When you spot the word "Units" in a line of the data below, copy that line.
═════ Data
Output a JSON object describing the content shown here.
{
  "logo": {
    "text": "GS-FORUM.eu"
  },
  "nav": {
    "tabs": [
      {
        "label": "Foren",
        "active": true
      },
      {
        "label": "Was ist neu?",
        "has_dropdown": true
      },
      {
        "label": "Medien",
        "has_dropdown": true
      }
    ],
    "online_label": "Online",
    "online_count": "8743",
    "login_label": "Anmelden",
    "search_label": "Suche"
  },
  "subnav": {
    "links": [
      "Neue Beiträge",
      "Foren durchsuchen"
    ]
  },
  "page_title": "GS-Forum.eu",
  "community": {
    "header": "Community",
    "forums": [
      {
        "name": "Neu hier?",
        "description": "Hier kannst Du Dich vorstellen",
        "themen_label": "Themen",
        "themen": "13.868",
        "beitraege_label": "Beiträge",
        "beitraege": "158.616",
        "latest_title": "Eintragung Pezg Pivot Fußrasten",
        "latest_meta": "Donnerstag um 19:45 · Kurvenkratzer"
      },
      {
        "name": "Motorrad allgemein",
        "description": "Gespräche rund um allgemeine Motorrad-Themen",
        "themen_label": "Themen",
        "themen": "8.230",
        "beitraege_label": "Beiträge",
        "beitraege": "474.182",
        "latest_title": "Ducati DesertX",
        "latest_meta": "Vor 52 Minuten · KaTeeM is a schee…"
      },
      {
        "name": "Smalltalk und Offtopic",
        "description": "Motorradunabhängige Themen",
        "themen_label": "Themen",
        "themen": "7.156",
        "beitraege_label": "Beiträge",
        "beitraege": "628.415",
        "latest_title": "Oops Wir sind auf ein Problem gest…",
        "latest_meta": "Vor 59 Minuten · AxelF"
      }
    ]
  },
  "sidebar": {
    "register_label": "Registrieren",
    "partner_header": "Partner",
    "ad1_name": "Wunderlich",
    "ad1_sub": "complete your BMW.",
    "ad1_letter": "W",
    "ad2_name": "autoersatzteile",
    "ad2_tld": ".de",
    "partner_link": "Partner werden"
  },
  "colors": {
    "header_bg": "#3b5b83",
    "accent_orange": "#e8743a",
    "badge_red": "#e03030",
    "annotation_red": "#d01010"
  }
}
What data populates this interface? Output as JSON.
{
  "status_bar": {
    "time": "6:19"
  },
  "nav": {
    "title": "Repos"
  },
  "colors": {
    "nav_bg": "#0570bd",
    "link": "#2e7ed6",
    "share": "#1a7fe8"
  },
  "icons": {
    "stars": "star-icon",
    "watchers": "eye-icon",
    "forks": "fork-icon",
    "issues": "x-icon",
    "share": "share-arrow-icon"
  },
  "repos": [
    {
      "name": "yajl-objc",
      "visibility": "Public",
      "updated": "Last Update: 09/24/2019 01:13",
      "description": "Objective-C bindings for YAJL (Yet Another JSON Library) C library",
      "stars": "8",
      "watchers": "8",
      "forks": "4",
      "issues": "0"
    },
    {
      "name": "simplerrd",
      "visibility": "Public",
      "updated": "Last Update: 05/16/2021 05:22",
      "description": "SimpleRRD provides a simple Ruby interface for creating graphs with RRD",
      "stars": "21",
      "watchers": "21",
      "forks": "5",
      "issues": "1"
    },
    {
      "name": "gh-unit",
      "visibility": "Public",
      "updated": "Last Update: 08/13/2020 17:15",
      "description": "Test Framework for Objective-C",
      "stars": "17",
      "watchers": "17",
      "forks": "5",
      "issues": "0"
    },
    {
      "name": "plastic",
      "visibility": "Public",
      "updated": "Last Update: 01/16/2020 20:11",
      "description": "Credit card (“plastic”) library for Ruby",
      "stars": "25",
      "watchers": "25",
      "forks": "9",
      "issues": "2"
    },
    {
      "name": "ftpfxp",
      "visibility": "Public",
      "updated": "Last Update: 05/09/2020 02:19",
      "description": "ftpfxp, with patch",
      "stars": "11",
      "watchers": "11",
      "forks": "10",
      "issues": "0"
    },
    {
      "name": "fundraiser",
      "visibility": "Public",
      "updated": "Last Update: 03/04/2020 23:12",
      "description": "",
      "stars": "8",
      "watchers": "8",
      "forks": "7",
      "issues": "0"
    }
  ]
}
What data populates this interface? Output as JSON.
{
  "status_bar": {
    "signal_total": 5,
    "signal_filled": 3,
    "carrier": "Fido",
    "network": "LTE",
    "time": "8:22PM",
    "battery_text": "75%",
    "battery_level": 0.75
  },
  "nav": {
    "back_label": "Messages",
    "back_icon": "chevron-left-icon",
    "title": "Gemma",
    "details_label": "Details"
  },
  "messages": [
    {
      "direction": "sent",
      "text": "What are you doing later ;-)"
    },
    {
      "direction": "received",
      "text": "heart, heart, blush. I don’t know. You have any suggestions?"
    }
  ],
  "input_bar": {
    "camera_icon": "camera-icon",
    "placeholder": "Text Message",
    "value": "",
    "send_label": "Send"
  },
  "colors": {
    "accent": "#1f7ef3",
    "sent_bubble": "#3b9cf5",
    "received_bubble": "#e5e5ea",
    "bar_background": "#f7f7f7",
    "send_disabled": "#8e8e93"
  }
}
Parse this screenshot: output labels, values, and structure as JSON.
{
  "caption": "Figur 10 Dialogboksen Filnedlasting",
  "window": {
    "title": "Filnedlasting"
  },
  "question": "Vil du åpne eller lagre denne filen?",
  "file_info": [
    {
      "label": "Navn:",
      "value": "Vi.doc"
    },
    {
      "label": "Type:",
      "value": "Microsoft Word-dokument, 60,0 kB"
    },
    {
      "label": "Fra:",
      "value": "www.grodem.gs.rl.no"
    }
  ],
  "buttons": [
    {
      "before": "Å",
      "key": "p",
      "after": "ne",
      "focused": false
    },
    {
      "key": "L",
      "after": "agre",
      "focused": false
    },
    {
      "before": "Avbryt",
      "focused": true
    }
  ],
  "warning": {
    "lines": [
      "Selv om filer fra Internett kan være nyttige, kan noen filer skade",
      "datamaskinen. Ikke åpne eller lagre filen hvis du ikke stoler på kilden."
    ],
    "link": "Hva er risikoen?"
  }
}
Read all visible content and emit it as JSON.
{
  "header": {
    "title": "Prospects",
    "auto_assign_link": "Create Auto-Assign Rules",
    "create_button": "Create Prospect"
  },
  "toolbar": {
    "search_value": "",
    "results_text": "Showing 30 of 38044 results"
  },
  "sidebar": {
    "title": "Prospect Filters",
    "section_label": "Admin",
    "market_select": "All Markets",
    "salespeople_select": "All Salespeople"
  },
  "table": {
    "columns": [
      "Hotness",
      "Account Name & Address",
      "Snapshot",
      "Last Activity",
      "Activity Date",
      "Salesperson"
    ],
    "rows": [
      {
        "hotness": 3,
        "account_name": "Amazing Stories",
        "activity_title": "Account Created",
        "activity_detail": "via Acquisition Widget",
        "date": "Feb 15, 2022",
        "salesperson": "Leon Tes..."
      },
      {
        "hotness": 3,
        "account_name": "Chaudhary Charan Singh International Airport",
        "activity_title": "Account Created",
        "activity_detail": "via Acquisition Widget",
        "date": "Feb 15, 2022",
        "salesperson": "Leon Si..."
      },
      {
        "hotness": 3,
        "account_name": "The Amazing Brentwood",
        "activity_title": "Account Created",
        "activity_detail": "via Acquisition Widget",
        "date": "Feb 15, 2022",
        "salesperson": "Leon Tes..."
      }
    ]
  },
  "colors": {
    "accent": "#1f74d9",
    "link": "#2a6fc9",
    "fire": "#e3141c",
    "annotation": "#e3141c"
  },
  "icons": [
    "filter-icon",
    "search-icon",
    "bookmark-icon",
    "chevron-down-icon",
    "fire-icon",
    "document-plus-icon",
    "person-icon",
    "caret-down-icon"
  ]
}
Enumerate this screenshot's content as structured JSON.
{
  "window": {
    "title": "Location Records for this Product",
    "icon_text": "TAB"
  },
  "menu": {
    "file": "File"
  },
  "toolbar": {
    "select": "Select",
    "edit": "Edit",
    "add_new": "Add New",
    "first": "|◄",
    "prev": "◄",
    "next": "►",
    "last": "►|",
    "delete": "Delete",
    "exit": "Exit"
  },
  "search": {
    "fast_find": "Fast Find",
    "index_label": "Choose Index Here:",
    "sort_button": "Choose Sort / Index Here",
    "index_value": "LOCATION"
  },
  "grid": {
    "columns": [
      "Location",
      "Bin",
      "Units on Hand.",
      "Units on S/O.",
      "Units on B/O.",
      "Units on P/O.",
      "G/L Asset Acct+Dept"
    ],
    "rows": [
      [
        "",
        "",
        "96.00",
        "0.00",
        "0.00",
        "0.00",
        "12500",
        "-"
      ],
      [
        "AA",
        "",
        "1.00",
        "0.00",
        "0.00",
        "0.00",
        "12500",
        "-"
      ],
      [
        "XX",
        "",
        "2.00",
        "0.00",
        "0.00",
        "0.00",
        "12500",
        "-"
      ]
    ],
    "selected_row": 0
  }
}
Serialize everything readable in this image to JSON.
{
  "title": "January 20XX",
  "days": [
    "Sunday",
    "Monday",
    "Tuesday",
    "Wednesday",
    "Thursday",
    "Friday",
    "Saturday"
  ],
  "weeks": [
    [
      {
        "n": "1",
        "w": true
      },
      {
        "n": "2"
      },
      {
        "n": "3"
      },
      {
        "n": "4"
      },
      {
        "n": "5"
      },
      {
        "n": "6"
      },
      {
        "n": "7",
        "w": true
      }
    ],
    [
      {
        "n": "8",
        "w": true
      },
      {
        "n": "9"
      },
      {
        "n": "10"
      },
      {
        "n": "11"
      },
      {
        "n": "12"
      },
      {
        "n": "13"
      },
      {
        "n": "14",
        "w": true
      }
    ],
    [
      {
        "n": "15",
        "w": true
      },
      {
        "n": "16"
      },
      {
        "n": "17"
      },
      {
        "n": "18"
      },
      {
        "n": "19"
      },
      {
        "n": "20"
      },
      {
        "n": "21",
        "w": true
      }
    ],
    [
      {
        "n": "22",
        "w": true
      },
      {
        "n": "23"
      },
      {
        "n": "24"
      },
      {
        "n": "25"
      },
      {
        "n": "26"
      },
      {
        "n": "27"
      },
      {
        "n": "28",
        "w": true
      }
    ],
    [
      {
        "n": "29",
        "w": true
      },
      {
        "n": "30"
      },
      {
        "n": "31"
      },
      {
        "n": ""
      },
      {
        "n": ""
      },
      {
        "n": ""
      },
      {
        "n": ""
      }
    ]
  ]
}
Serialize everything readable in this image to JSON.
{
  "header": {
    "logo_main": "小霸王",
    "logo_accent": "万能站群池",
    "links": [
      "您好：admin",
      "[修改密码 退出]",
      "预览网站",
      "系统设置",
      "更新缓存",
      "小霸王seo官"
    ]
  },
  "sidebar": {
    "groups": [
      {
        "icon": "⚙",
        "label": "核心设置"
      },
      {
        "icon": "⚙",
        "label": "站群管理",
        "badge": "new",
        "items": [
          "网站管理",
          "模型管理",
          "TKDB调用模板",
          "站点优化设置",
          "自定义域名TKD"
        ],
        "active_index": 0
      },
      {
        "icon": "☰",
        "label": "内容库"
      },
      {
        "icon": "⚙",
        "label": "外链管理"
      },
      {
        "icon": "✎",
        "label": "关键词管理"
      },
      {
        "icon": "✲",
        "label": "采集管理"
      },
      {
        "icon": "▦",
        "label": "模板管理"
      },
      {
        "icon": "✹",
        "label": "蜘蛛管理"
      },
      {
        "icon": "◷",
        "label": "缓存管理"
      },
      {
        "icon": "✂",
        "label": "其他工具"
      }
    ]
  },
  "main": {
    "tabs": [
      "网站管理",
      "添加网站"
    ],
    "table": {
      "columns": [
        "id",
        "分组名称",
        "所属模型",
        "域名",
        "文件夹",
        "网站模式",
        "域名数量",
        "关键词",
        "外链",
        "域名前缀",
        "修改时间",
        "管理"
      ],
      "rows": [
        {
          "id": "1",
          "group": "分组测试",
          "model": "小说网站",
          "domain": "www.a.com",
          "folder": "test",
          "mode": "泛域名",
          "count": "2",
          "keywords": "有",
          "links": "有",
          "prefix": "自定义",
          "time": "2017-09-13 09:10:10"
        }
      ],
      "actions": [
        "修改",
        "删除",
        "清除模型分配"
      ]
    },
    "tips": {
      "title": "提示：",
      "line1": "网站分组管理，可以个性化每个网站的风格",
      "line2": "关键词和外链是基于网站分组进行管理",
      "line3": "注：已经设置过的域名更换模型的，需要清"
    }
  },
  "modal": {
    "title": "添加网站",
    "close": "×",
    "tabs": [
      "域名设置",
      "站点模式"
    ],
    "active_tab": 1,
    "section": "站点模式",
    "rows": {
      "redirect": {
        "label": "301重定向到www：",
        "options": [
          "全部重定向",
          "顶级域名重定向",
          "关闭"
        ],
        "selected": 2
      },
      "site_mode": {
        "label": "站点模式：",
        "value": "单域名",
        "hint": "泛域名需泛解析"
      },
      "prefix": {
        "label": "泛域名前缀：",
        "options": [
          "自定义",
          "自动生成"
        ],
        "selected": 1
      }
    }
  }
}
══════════
_Reply_
      "Units on Hand.",
      "Units on S/O.",
      "Units on B/O.",
      "Units on P/O.",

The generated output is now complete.